O’s signings make sense
Baseball season is fast approaching and Orioles fans finally have a couple reasons to start getting excited for it. Within the last week, the Orioles have signed Ubaldo Jimenez to a four-year, $50 million deal and Nelson Cruz to a steal of a one-year deal at $8 million.
These two signings have served as welcome reprieve from an otherwise depressing offseason in which the biggest moves the Orioles had made pre-Jimenez were essentially the losses of 50-save closer Jim Johnson (and his supposed replacement Grant Balfour), beloved outfielder Nate McLouth, and traitor healthy second baseman Brian Roberts.
Both Jimenez and Cruz are in their 30s now, yet they are coming off of fairly impressive 2013 campaigns.
Jimenez won 13 games and posted a 3.30 ERA and 1.33 WHIP last season, all of which being his best marks since his All-Star 2010 season in which he won 19 games for the Rockies and posted a 2.88 ERA. Additionally, Jimenez had career bests with 9.6 strikeouts per nine innings and 2.43 strikeout-to-walk ratio. Finally, Jimenez had the second-lowest ERA of all MLB pitchers during the second half of last season. Only Clayton Kershaw had a lower second half ERA – and he won the NL Cy Young.
Meanwhile, Cruz turned in a powerhouse if not controversial 2013 season. In only 109 games Cruz hit 27 homeruns and had 76 RBI. His .266 batting average and .833 OPS were both indicative of stabilized averages from over the last few seasons, showing no sign of regression. Perhaps the most positive sign for Cruz’s game moving forward is the fact that all 27 of his 2013 homeruns were at least 363 feet deep. To put that in perspective, Oriole Park and Camden Yards has left field and right field distances of 333 feet and 318 feet, respectively, and 17 of Cruz’s 27 homeruns were deeper than Oriole Park’s deepest measurement of 410 feet.
They fill critical needs for the Orioles, too. Jimenez has a chance to become the ace for a starting rotation that hasn’t really had one since the days of Mike Mussina. Cruz is the designated hitter that the Orioles have needed since they started being competitive a couple years ago and can also play the corner outfield effectively to give other guys rest.
So the $58 million investment in Jimenez and Cruz seems to be a smart, necessary one for Baltimore baseball.
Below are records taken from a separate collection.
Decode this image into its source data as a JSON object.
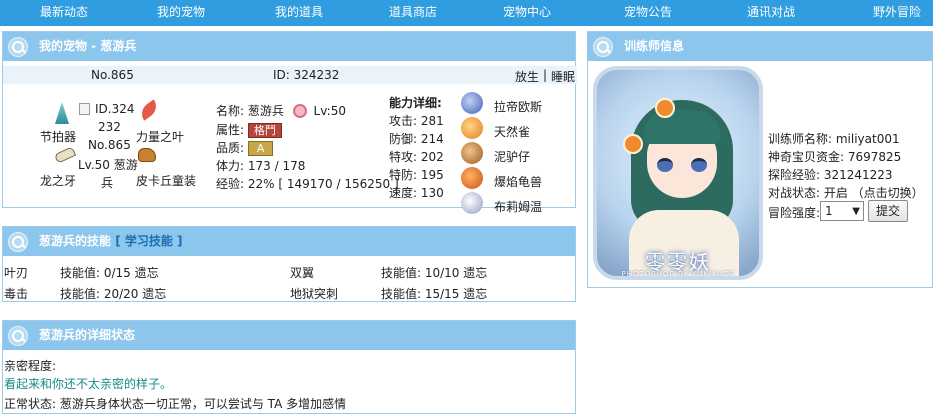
{
  "nav": {
    "items": [
      "最新动态",
      "我的宠物",
      "我的道具",
      "道具商店",
      "宠物中心",
      "宠物公告",
      "通讯对战",
      "野外冒险"
    ]
  },
  "pet_panel": {
    "title": "我的宠物 - 葱游兵",
    "number": "No.865",
    "id": "ID: 324232",
    "release_label": "放生",
    "separator": "|",
    "sleep_label": "睡眠",
    "items": {
      "metronome": "节拍器",
      "power_herb": "力量之叶",
      "dragon_fang": "龙之牙",
      "pikachu_costume": "皮卡丘童装"
    },
    "image_alt": {
      "line1": "ID.324",
      "line2": "232",
      "line3": "No.865",
      "line4": "Lv.50 葱游",
      "line5": "兵"
    },
    "name_label": "名称:",
    "name": "葱游兵",
    "level": "Lv:50",
    "attr_label": "属性:",
    "attr": "格鬥",
    "quality_label": "品质:",
    "quality": "A",
    "hp_label": "体力:",
    "hp": "173 / 178",
    "exp_label": "经验:",
    "exp": "22% [ 149170 / 156250 ]",
    "stats_title": "能力详细:",
    "stats": [
      {
        "label": "攻击:",
        "value": "281"
      },
      {
        "label": "防御:",
        "value": "214"
      },
      {
        "label": "特攻:",
        "value": "202"
      },
      {
        "label": "特防:",
        "value": "195"
      },
      {
        "label": "速度:",
        "value": "130"
      }
    ],
    "team": [
      "拉帝欧斯",
      "天然雀",
      "泥驴仔",
      "爆焰龟兽",
      "布莉姆温"
    ]
  },
  "skills_panel": {
    "title": "葱游兵的技能",
    "learn_label": "[ 学习技能 ]",
    "skills": [
      {
        "name": "叶刃",
        "value": "技能值: 0/15 遗忘"
      },
      {
        "name": "双翼",
        "value": "技能值: 10/10 遗忘"
      },
      {
        "name": "毒击",
        "value": "技能值: 20/20 遗忘"
      },
      {
        "name": "地狱突刺",
        "value": "技能值: 15/15 遗忘"
      }
    ]
  },
  "status_panel": {
    "title": "葱游兵的详细状态",
    "intimacy_label": "亲密程度:",
    "intimacy_text": "看起来和你还不太亲密的样子。",
    "status_line": "正常状态: 葱游兵身体状态一切正常，可以尝试与 TA 多增加感情"
  },
  "trainer_panel": {
    "title": "训练师信息",
    "avatar_signature": "零零妖",
    "avatar_credit": "PHOTOSHOP·BY·YUKIKAZE",
    "name": "训练师名称: miliyat001",
    "money": "神奇宝贝资金: 7697825",
    "exp": "探险经验: 321241223",
    "battle": "对战状态: 开启 （点击切换）",
    "difficulty_label": "冒险强度:",
    "difficulty_value": "1",
    "submit_label": "提交"
  },
  "colors": {
    "nav": "#2f9de0",
    "panel_head": "#8cc6ed",
    "accent_text": "#1a8a8a"
  }
}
However, many questions remain as spring training gets underway.
What if Jimenez gets hit hard at Camden Yards, a hitter’s ballpark, by AL East teams with killer lineups? What if Cruz isn’t the same hitter after getting suspended for PED usage last year? What if even the addition of Jimenez can’t sufficiently upgrade a starting rotation of mainly middle-of-the-rotation pitchers? What if not having an established closer makes these acquisitions null and void? What if all of this just isn’t enough to compete with another season featuring a stacked AL East?
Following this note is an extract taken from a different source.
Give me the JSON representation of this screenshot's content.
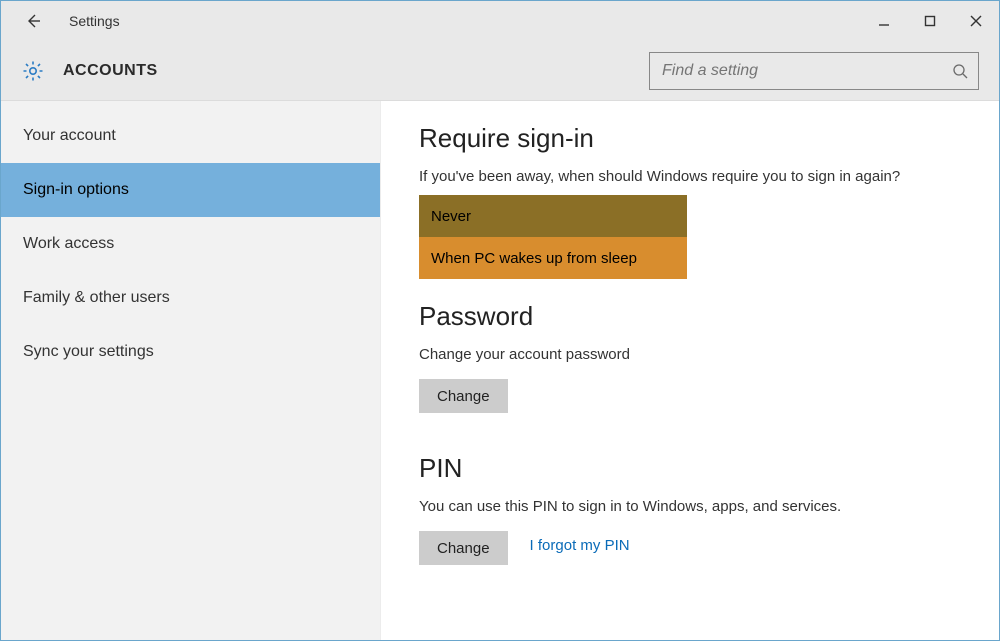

These questions will find answers in the coming months. For now, it’s certainly more encouraging to imagine the possibilities Jimenez and Cruz provide for an Orioles squad that’s primed for another year of playoff contention. Still, the tension is palpable in Baltimore. We finally have a baseball team of which to be proud, a team that – if several key ingredients break its way – could pose a threat in the playoffs. The fans feel it. The players feel it. Manager Buck Showalter feels it. Executive Vice President of Baseball Operations Dan Duquette feels it, which is perhaps why these deals came to fruition this past week. Maybe even the legendarily loathed owner Peter Angelos feels it. Orioles fans can only hope so. The time to contend is now.
To Ubaldo Jimenez and Nelson Cruz – I hope you’re ready for large doses of John Denver and Will Ferrell. Otherwise, be prepared to be booed by the fans of a city that really knows how to boo. Just ask NFL referees about us.